Top of ENTRIES SHOWN

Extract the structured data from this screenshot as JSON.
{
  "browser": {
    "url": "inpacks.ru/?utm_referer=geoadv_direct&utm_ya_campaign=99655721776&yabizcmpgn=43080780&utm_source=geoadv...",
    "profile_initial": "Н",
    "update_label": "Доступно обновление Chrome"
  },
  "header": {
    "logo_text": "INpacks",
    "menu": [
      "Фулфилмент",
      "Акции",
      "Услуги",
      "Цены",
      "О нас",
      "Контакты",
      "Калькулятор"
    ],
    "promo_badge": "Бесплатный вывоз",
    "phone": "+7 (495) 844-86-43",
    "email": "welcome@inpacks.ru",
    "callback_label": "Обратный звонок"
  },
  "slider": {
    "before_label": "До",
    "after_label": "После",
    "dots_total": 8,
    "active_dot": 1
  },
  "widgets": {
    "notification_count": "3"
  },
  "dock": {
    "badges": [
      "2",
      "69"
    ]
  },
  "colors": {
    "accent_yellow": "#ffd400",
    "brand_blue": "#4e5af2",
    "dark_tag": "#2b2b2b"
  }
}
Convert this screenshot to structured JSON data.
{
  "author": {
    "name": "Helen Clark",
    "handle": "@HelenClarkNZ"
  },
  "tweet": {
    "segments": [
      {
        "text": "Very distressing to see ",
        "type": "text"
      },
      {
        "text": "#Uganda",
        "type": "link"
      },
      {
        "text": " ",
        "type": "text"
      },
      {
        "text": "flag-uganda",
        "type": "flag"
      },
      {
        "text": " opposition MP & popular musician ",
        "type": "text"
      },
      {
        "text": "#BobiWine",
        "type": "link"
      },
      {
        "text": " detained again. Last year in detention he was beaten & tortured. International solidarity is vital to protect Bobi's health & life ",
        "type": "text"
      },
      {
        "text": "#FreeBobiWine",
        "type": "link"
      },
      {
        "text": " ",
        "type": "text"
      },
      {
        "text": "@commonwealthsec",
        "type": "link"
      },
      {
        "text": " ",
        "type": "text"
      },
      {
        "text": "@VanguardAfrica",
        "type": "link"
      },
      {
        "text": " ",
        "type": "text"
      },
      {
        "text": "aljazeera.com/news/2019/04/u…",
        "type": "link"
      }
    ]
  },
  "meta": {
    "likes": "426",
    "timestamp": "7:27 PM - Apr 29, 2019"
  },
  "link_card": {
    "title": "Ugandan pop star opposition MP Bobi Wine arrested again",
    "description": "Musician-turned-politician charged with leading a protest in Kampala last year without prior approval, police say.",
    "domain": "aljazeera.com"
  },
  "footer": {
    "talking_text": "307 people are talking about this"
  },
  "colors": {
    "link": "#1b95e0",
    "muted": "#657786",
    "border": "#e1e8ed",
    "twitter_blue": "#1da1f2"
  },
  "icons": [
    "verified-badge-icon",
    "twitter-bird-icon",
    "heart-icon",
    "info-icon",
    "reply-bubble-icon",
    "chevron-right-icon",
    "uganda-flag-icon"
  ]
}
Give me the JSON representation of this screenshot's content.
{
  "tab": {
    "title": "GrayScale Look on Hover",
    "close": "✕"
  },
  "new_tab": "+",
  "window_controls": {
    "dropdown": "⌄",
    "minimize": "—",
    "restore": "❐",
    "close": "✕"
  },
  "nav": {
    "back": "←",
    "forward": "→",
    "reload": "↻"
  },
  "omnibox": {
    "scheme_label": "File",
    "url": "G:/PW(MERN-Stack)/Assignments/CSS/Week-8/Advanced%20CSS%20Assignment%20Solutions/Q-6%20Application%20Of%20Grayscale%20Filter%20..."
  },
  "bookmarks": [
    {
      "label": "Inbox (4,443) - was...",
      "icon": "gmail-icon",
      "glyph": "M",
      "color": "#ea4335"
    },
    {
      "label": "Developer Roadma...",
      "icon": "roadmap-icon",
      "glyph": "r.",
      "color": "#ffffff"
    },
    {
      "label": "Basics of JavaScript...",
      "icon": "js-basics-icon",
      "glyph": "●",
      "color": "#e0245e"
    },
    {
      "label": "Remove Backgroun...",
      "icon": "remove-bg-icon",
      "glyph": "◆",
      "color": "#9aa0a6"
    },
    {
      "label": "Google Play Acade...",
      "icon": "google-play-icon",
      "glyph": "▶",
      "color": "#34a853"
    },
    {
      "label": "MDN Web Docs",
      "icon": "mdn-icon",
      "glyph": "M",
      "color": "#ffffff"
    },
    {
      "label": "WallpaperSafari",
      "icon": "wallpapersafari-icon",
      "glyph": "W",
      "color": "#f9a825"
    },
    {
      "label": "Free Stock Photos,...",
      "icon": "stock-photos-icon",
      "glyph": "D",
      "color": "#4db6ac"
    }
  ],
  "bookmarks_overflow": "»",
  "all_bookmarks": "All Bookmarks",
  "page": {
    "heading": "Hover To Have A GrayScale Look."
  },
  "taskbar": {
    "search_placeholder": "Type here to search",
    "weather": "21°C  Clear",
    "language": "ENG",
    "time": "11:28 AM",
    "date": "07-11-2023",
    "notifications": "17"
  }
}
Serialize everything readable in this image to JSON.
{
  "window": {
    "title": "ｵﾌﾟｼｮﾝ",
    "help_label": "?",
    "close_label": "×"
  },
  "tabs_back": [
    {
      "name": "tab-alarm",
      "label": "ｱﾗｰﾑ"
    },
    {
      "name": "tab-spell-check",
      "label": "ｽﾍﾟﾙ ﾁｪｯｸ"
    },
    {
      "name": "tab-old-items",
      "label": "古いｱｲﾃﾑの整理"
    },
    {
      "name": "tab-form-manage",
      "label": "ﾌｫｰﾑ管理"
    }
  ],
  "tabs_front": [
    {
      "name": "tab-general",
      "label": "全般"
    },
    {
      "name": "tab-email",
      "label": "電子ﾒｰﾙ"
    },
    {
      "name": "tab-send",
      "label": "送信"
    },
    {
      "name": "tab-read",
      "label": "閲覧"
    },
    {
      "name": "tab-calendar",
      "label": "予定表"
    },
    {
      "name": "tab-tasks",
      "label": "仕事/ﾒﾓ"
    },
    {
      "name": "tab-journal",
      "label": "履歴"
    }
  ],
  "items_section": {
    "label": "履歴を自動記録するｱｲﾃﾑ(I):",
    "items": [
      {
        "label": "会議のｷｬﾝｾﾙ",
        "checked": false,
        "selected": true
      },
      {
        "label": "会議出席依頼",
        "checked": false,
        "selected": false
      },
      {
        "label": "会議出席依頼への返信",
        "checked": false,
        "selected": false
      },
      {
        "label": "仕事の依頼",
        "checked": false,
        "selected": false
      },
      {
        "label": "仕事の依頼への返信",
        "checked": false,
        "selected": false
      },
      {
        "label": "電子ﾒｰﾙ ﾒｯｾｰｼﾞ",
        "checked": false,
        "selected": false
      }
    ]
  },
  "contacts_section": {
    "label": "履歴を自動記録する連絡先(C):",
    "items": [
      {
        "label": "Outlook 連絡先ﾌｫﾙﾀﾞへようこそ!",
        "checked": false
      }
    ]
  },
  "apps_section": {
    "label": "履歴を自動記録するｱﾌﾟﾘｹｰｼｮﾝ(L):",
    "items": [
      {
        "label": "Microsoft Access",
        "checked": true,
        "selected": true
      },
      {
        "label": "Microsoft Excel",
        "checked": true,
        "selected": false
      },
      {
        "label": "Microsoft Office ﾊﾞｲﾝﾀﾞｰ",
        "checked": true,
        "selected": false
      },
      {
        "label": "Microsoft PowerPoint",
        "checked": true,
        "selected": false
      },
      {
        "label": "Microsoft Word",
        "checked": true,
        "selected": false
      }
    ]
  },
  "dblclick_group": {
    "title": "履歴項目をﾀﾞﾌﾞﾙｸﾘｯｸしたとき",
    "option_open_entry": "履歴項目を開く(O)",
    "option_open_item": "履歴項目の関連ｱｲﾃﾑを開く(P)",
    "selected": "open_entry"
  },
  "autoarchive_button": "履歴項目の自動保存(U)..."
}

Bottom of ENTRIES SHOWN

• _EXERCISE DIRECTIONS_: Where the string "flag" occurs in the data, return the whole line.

• _THE COMPLETED TASK_:
        "text": "flag-uganda",
        "type": "flag"
    "uganda-flag-icon"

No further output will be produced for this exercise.